> Dataset excerpts
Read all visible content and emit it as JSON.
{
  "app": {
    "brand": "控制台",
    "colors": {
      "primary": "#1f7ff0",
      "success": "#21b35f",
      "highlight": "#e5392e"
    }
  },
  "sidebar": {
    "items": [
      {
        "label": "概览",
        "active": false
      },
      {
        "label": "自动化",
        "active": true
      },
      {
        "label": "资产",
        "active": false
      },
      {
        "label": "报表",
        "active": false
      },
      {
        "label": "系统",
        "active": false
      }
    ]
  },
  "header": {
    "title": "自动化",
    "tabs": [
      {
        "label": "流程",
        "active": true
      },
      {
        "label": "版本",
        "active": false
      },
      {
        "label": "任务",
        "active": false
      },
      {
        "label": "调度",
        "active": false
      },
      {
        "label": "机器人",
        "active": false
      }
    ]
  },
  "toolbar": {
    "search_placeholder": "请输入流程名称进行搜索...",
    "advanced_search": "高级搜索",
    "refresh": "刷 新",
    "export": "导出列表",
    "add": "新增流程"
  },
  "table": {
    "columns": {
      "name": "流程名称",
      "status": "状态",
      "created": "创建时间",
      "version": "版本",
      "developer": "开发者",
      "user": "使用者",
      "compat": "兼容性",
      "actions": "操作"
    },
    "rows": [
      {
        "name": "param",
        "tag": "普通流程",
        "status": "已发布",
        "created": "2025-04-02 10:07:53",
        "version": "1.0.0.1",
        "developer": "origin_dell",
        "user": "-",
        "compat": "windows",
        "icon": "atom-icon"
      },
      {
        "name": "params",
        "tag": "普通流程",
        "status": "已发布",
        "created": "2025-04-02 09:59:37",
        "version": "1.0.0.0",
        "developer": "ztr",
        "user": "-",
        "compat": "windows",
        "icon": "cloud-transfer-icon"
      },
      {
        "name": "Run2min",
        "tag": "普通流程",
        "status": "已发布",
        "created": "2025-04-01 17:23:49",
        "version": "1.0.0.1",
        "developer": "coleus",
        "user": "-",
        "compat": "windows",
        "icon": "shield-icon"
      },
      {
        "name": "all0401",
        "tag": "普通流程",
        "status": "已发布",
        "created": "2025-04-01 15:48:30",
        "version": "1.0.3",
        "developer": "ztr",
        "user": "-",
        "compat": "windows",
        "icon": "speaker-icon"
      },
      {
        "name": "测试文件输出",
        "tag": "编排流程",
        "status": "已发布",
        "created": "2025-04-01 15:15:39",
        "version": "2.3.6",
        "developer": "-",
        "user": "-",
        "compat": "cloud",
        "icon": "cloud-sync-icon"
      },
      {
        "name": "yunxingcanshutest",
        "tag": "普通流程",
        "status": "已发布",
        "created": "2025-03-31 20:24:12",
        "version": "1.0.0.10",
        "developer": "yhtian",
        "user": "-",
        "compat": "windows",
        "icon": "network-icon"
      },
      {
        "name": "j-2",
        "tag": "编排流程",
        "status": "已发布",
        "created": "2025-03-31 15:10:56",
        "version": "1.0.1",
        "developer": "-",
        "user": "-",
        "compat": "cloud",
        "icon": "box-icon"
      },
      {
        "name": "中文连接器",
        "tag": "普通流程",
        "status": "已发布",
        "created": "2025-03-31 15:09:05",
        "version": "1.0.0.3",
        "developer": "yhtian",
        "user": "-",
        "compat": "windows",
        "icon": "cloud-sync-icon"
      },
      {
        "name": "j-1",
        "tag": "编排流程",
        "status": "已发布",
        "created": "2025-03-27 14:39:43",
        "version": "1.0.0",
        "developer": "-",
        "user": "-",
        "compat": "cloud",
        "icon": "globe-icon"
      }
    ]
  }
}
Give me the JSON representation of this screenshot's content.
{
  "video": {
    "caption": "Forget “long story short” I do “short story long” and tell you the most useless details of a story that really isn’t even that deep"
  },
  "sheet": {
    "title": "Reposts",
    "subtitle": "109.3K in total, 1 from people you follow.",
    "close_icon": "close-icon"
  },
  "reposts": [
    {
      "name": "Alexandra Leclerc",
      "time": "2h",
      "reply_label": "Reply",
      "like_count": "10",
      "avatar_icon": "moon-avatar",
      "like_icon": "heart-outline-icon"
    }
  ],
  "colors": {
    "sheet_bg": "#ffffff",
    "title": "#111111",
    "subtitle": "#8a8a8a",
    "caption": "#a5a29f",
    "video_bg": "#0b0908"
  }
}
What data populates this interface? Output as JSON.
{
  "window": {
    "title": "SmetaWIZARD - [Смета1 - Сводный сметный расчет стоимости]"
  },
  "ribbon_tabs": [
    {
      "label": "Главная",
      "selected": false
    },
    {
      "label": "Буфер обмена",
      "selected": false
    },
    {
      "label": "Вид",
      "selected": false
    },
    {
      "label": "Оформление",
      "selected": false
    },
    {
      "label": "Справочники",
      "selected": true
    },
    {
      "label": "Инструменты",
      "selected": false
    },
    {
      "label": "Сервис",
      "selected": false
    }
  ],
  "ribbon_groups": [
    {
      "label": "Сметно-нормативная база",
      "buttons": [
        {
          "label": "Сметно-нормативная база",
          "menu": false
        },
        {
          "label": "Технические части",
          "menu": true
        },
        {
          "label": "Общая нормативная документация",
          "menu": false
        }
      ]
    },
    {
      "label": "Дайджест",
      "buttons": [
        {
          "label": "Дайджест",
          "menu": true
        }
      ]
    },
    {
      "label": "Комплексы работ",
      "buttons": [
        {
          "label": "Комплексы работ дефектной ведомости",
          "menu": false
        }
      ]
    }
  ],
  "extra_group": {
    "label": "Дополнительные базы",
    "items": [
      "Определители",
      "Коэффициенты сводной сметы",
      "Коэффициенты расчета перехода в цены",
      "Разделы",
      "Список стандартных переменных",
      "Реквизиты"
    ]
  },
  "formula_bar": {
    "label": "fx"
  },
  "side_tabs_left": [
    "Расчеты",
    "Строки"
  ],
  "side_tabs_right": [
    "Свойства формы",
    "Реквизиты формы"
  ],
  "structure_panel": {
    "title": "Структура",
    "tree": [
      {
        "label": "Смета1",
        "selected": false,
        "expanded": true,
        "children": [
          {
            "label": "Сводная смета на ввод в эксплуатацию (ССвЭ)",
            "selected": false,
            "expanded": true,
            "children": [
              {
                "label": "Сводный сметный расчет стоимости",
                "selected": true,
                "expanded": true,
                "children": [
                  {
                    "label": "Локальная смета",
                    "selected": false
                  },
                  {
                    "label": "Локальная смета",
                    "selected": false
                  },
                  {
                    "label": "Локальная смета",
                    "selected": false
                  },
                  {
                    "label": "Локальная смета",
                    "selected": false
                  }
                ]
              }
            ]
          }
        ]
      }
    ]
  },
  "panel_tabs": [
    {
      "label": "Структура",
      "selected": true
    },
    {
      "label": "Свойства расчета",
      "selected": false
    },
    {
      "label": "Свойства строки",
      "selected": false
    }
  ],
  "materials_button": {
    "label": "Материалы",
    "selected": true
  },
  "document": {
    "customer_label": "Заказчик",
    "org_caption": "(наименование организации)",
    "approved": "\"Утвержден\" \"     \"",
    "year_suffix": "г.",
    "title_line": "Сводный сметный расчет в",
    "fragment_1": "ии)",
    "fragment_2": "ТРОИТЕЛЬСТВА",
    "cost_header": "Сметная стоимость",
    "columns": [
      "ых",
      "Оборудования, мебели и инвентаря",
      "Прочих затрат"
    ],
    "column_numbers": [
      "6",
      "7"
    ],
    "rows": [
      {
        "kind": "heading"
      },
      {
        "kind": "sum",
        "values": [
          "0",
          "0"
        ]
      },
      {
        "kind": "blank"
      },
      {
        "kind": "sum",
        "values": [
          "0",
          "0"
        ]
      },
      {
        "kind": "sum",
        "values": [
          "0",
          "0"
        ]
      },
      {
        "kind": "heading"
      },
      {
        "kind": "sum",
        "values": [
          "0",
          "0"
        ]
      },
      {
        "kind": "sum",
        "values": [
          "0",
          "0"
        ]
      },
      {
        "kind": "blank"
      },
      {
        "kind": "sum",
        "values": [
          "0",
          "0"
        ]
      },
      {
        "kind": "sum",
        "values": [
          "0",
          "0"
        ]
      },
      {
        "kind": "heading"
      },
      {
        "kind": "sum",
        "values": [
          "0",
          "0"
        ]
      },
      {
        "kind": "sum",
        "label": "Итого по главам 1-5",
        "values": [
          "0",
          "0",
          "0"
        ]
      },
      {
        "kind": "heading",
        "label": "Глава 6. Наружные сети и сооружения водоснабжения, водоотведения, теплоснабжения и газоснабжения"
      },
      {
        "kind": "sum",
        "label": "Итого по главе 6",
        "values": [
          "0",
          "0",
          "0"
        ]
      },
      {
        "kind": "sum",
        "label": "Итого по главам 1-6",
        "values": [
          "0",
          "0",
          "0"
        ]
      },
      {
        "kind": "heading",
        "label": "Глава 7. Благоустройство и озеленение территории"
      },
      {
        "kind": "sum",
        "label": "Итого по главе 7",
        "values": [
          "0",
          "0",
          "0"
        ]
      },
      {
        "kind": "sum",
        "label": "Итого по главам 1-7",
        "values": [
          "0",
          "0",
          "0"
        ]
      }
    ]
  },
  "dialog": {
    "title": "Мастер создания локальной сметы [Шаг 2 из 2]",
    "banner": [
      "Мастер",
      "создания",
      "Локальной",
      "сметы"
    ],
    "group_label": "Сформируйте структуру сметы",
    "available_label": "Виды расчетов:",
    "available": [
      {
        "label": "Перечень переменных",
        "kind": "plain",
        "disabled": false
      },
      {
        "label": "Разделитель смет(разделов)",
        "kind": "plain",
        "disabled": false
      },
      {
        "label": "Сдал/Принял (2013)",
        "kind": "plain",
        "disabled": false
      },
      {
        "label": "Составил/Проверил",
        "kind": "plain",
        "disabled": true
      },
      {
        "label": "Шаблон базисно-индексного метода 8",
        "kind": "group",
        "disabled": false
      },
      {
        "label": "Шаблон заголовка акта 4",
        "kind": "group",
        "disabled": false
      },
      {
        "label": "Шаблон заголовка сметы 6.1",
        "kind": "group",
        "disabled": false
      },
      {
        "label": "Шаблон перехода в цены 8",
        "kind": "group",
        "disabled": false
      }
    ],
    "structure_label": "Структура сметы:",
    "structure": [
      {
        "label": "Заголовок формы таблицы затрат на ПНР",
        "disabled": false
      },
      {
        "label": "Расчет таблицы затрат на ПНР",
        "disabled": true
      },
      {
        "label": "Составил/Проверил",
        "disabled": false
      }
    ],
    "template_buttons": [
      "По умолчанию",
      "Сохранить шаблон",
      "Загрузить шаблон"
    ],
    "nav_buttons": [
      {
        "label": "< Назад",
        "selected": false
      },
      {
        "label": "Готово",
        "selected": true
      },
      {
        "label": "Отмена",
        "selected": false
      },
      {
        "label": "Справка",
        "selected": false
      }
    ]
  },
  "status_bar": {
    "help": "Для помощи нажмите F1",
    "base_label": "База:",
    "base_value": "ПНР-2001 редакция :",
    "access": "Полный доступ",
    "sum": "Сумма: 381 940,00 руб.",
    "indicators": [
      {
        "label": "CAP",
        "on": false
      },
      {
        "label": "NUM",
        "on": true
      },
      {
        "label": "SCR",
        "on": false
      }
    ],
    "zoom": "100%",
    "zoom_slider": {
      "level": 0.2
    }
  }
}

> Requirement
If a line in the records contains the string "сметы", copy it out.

> Result for this task
      "Коэффициенты сводной сметы",
    "title": "Мастер создания локальной сметы [Шаг 2 из 2]",
      "сметы"
    "group_label": "Сформируйте структуру сметы",
        "label": "Шаблон заголовка сметы 6.1",
    "structure_label": "Структура сметы:",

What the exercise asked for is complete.